-- WHAT NEEDS TO BE DONE --
Go through the data below and count every line that has the word "application". Return only the count.

——————————

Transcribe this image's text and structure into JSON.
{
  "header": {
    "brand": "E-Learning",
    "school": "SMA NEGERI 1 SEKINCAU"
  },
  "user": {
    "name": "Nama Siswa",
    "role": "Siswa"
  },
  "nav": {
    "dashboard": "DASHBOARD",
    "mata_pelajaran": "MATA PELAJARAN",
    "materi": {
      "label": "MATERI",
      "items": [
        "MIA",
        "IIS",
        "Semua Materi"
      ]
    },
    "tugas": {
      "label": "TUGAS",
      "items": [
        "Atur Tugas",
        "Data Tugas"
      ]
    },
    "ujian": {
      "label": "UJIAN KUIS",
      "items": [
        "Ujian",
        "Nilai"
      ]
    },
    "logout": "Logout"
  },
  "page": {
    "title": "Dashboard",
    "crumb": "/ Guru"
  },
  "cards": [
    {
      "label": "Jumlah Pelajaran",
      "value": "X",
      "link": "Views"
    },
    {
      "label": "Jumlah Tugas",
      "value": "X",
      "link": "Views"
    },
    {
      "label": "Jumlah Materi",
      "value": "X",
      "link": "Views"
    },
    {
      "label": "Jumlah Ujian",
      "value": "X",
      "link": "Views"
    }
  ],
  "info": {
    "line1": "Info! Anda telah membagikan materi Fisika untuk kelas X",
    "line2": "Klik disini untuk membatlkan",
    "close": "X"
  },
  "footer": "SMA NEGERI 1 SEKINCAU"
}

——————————

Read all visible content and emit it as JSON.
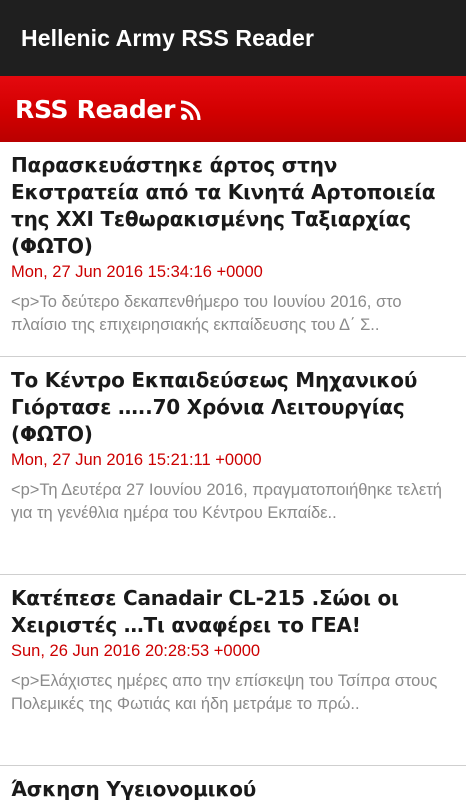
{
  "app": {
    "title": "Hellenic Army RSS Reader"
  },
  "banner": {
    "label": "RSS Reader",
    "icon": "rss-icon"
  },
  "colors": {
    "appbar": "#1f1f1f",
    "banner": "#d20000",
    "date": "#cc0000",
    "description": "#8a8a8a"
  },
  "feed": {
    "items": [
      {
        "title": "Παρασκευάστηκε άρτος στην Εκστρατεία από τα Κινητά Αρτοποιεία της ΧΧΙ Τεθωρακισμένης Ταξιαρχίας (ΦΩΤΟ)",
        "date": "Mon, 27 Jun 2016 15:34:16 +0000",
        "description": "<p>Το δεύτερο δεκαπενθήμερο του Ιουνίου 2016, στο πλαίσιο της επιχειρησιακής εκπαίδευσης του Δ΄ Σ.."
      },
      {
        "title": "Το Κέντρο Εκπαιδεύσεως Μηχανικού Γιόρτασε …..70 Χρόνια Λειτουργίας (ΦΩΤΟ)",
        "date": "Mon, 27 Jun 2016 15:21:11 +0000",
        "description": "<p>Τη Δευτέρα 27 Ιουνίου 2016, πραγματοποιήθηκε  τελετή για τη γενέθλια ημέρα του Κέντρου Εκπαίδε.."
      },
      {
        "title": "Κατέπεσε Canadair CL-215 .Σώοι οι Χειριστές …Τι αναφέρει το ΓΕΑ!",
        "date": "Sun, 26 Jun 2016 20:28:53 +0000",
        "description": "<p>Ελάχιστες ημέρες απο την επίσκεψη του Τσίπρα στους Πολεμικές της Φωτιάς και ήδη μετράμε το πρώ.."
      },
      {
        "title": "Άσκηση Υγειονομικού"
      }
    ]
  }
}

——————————

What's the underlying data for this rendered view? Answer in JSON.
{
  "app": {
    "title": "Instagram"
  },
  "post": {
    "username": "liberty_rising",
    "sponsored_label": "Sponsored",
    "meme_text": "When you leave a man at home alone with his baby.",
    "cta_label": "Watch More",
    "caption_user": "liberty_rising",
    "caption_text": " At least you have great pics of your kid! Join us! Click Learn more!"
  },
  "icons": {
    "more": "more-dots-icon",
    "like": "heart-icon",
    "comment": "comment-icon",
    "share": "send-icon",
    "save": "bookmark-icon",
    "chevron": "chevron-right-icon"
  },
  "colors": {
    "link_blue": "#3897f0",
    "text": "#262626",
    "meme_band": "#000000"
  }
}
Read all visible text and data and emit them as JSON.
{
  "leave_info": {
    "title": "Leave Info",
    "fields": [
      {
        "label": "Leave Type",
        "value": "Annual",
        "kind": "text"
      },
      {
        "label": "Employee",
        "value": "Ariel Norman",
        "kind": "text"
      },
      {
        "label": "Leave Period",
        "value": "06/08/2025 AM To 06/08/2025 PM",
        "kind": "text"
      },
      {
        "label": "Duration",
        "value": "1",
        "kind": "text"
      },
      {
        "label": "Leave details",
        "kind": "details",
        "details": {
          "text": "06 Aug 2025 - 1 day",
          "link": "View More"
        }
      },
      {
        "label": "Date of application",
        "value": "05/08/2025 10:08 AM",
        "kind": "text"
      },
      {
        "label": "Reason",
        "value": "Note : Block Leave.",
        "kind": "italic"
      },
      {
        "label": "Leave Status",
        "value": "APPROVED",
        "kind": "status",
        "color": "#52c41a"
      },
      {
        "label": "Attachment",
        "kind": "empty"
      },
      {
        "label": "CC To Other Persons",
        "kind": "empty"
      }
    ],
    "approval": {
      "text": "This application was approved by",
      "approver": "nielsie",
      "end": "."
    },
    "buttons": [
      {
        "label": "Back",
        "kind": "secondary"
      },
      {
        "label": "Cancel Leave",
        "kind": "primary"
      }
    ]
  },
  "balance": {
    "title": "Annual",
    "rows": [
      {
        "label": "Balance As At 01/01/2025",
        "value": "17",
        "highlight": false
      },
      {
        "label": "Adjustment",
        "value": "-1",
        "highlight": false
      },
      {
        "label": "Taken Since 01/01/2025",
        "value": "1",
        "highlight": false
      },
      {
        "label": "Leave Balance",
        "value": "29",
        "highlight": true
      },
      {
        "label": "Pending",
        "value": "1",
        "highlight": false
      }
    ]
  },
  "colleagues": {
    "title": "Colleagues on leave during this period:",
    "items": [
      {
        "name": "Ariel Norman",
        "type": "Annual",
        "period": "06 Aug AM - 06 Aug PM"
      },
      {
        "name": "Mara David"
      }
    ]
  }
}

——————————

-- FINAL ANSWER --
2